MSgt Robert Pellam
7
7
0
This sounds like some bean counter is looking for a promotion. Why would you go after members who are out unless you have a national Crisis? The article eludes to it being done in the civilian world. Military and Civilian worlds are not compatible, or comparable. You would be getting someone who left for reasons in the first place. Dragging them back would shoot moral right in the leg. This sounds like a scheme for someone in Washington to get a promotion or get some recognition. May sound great on paper but in actuality it would just piss a lot of people off with no benefit. But its just my opinion.
(7)
Comment
(0)
SFC Joe S. Davis Jr., MSM, DSL
SFC Joe S. Davis Jr., MSM, DSL
4 y
MSgt Robert Pellam Thanks for the response, this makes absolutely no sense. The Government is always up to something.
(1)
Reply
(0)
MAJ Contracting Officer
MAJ (Join to see)
4 y
Just pull individuals out of the Ready Reserve, Inactive means they don't want to be there anymore.
(1)
Reply
(0)
Avatar_small
LCpl Steven Fiore
5
5
0
Edited 4 y ago
Think it would make recruiting a much harder sell. A four year contract with 4 inactive is a much easier sale than essentially 4 year active and 4 year semi active reserve.

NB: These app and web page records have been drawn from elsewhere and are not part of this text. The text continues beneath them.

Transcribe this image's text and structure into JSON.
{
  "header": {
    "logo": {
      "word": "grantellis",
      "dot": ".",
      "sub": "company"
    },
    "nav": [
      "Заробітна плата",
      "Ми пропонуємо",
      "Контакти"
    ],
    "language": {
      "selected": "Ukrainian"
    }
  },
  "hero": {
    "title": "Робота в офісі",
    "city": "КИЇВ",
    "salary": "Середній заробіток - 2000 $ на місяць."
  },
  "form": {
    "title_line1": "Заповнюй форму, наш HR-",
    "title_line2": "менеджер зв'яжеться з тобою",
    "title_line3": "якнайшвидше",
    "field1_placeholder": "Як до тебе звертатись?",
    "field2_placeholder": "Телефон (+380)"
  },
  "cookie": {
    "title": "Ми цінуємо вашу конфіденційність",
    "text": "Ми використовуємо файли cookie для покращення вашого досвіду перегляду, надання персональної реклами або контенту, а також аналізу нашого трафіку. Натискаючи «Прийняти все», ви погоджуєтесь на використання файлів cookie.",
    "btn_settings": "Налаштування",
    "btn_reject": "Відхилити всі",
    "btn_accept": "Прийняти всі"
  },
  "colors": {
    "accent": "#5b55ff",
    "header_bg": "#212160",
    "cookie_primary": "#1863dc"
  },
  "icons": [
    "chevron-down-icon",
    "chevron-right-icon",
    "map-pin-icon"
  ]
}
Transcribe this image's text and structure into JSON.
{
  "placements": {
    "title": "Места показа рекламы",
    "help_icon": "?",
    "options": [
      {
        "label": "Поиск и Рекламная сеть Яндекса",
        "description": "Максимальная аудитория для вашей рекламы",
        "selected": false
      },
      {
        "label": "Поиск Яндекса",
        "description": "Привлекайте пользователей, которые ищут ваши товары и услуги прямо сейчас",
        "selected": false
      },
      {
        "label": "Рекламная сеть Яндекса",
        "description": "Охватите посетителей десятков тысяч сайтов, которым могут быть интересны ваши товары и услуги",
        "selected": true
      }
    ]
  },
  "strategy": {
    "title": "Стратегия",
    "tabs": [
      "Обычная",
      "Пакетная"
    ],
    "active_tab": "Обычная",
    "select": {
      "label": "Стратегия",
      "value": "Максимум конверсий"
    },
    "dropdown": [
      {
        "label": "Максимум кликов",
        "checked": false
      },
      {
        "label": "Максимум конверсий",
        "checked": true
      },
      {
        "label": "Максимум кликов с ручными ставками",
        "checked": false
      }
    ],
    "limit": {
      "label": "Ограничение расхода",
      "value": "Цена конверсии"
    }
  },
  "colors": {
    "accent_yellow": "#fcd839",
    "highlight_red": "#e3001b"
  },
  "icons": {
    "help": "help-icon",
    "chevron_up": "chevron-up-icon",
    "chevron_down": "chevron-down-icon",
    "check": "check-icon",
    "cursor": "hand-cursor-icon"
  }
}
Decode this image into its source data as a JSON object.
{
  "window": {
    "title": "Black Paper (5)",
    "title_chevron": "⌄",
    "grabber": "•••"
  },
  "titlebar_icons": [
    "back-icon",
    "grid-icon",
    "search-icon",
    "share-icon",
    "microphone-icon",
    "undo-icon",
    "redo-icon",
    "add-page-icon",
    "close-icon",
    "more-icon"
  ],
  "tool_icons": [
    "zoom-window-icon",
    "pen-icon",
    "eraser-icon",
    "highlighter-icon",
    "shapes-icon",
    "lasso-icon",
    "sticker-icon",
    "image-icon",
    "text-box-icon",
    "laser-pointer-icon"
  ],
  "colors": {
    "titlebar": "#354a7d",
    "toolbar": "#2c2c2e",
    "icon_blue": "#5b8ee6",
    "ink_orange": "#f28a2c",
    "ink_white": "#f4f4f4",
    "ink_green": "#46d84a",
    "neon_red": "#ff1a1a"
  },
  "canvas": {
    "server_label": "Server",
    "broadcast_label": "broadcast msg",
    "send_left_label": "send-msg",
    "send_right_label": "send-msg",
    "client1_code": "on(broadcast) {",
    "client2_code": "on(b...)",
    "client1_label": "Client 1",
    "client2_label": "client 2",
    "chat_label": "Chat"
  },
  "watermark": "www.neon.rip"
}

I think the last resort is the correct move. We already have enough problems with vets transitioning after their EAS, I think messing with the IRR, will make it much harder to assimilate back into civilian society.
(5)
Comment
(0)
Avatar_small
COL Jon Thompson
5
5
0
Any forced call up outside of a National emergency declared by the President would be a mistake IMHO. Unlike select reservists. these service members have gone back almost fully to the civilian world and if you uproot them from their jobs, you are not going to get a quality person. In 2003, I was mobilized and ended up in Macdill AFB working for SOCCENT. Also there was a Marine captain who had just a few months left on his military service obligation. He had started a brokerage business in SOCAL and had to turn over all of his clients to someone else. He did the bare minimum to not get in trouble and that what in 2003. The other thing I will say is that the Army will need to look at how they administer IRR Soldiers. In my case, I transferred to the IRR from my last unit so I could deploy. I came back to the IRR when I de-mobed. I retired a couple of years later from the IRR but am still trying to get my retirement award. These Soldiers really do not have a home or a unit and that would have to change. I think it will have to be more than just attaching them to a unit for a mission. The final thing is that many of these service members probably will not be physically fit anymore. I think there is a reason that these service members are "just sitting there." This issue raises a lot of questions that the DoD will have to answer to make it work. Now, if this is solely for volunteers, the Army already has done that with Tour of Duty. All they would need to do is restrict tours to IRR only and they probably would get many of them filled.
(5)
Comment
(0)
Avatar_small

Join nearly 2 million former and current members of the US military, just like you.

close
Seg?add=7750261&t=2